2. When internal temperature of the reaction vessel becomes higher than the melting point of the separating disk material in question, the separating disk will gradually be fused. But in this connection, it should be noted that the fusion of the separating disk occurs not uniformly but locally, since there is an unavoidable temperature gradient in the reaction vessel depending on the selected method for heating the reaction vessel. If the vessel is heated with use of the so-called direct method wherein materials in the vessel are heated by electrical resistance thereof, the temperature of the central portion in the vessel becomes higher than the other portion near the inner surface of the vessel and if the vessel is heated with use of the so-called indirect method wherein the materials are heated outside the vessel through an electrical heating element, the temperature of the central portion in the vessel becomes lower than the other portion. Therefore, the contact area between the material carbon and the solvent-catalyst metal is restricted to control formation of diamond nucleuses, whereby larger size diamond crystals can be obtained since the growth of diamond crystal has a preference to a formation of new diamond nucleus. Of course, the area where diamond nucleus is newly formed moves gradually as the separating disk melts but the number of diamond nucleuses to be formed is far less in comparison with a conventional case where the material carbon and the solvent-catalyst metal are filled in contact in the reaction vessel without any separating member.

The invention will now be explained in more detail with reference to an Example.


In a hollow cylindrical reaction vessel of agalmatolite having an inner diameter of 15mm and height of 20mm, a graphite disk of 7mm, copper disk or foil of 50μ, cobalt disc plate of 6mm, copper disk of 50μ and graphite disk of 7mm in thickness were arranged in this order to fulfil inner space thereof. The resulting reaction vessel was placed in a high pressure and high temperature apparatus for synthesizing diamonds and subjected to conditions of 53Kb and 1400 C. for 10 minutes to obtain 1.5g of synthetic diamond grains containing those having diameter more than 0.4mm in an amount of larger than 50%, said diamond grains being formed radially at interfaces where said cobalt disk and said graphite disks had been arranged.

A comparative test was carried out under conditions substantially same with those as referred to excepting that no copper disk was arranged in a reaction vessel. In this case, 1.8g of diamond grains were obtained but all of those were of smaller than 0.25mm.
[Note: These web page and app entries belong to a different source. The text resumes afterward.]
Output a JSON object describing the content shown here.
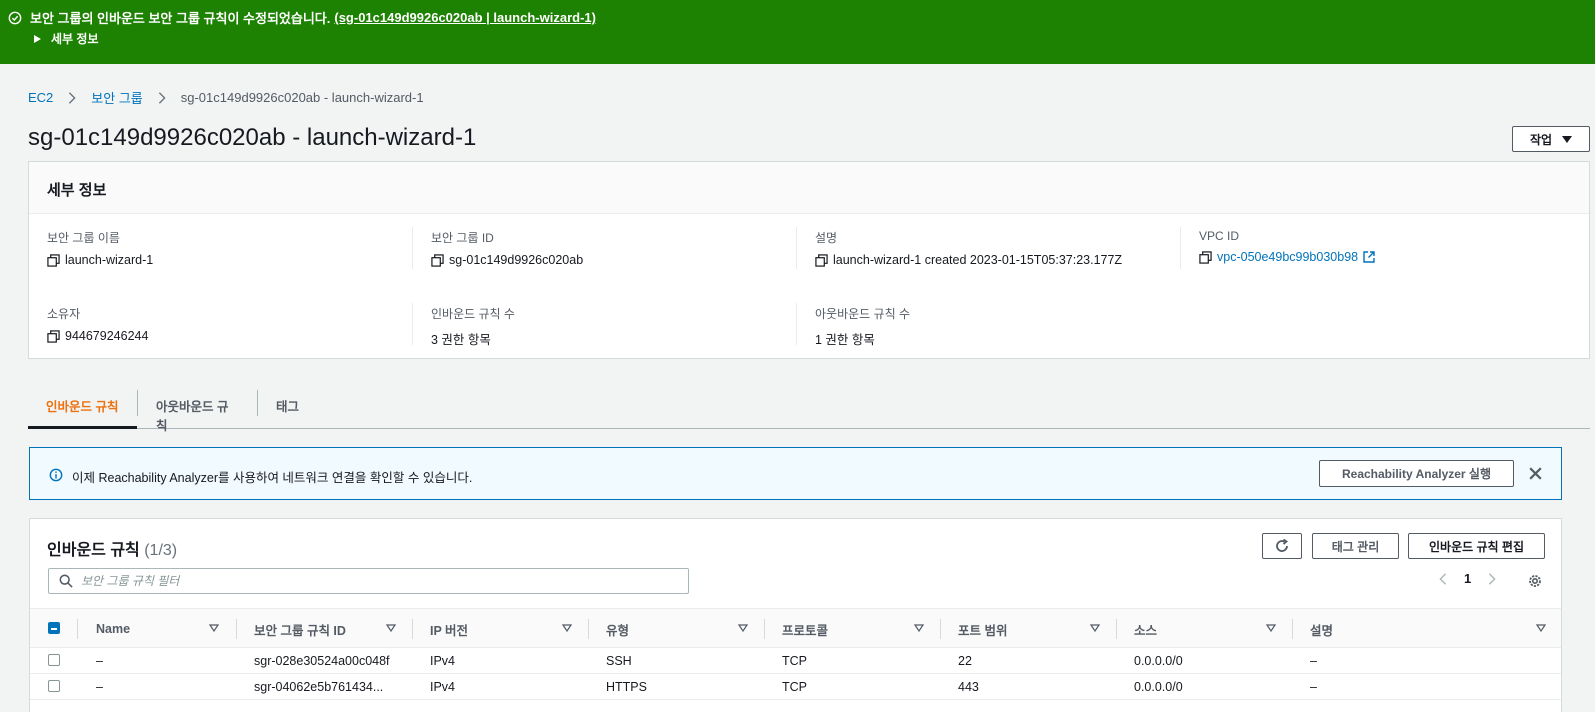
{
  "banner": {
    "message": "보안 그룹의 인바운드 보안 그룹 규칙이 수정되었습니다.",
    "link": "(sg-01c149d9926c020ab | launch-wizard-1)",
    "details_label": "세부 정보"
  },
  "breadcrumb": {
    "items": [
      "EC2",
      "보안 그룹"
    ],
    "current": "sg-01c149d9926c020ab - launch-wizard-1"
  },
  "page": {
    "title": "sg-01c149d9926c020ab - launch-wizard-1",
    "actions_label": "작업"
  },
  "details": {
    "header": "세부 정보",
    "fields": [
      {
        "label": "보안 그룹 이름",
        "value": "launch-wizard-1"
      },
      {
        "label": "보안 그룹 ID",
        "value": "sg-01c149d9926c020ab"
      },
      {
        "label": "설명",
        "value": "launch-wizard-1 created 2023-01-15T05:37:23.177Z"
      },
      {
        "label": "VPC ID",
        "value": "vpc-050e49bc99b030b98"
      },
      {
        "label": "소유자",
        "value": "944679246244"
      },
      {
        "label": "인바운드 규칙 수",
        "value": "3 권한 항목"
      },
      {
        "label": "아웃바운드 규칙 수",
        "value": "1 권한 항목"
      }
    ]
  },
  "tabs": [
    {
      "label": "인바운드 규칙",
      "active": true
    },
    {
      "label": "아웃바운드 규칙",
      "active": false
    },
    {
      "label": "태그",
      "active": false
    }
  ],
  "alert": {
    "text": "이제 Reachability Analyzer를 사용하여 네트워크 연결을 확인할 수 있습니다.",
    "button": "Reachability Analyzer 실행"
  },
  "rules": {
    "title": "인바운드 규칙",
    "count": "(1/3)",
    "manage_tags_label": "태그 관리",
    "edit_label": "인바운드 규칙 편집",
    "search_placeholder": "보안 그룹 규칙 필터",
    "page": "1",
    "columns": [
      "Name",
      "보안 그룹 규칙 ID",
      "IP 버전",
      "유형",
      "프로토콜",
      "포트 범위",
      "소스",
      "설명"
    ],
    "rows": [
      [
        "–",
        "sgr-028e30524a00c048f",
        "IPv4",
        "SSH",
        "TCP",
        "22",
        "0.0.0.0/0",
        "–"
      ],
      [
        "–",
        "sgr-04062e5b761434...",
        "IPv4",
        "HTTPS",
        "TCP",
        "443",
        "0.0.0.0/0",
        "–"
      ]
    ]
  },
  "colors": {
    "success": "#1d8102",
    "link": "#0073bb",
    "active_tab": "#ec7211"
  },
  "icons": [
    "check-circle-icon",
    "caret-right-icon",
    "chevron-right-icon",
    "copy-icon",
    "external-link-icon",
    "info-icon",
    "close-icon",
    "refresh-icon",
    "search-icon",
    "chevron-left-icon",
    "settings-icon",
    "sort-down-icon"
  ]
}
Patent Citations
Cited PatentFiling datePublication dateApplicantTitle
US2947609 *Jan 6, 1958Aug 2, 1960Gen ElectricDiamond synthesis
US3031269 *Nov 27, 1959Apr 24, 1962Gen ElectricMethod of diamond growth and apparatus therefor
US3124422 *Jul 20, 1961Mar 10, 1964 Synthesis of diamonds
US4034066 *Nov 2, 1973Jul 5, 1977General Electric CompanyMethod and high pressure reaction vessel for quality control of diamond growth on diamond seed
US4042673 *Nov 2, 1973Aug 16, 1977General Electric CompanyNovel diamond products and the manufacture thereof
JPS474605U * Title not available
Referenced by
Citing PatentFiling datePublication dateApplicantTitle
US4412980 *Feb 25, 1982Nov 1, 1983Sumitomo Electric Industries, Ltd.Method for producing a diamond sintered compact
US5273730 *Mar 20, 1992Dec 28, 1993Sumitomo Electric Industries, Ltd.Method of synthesizing diamond
U.S. Classification423/446
International ClassificationB01J3/06, C01B31/06
Cooperative ClassificationB01J2203/0655, B01J2203/068, B01J3/062, B01J2203/061
European ClassificationB01J3/06B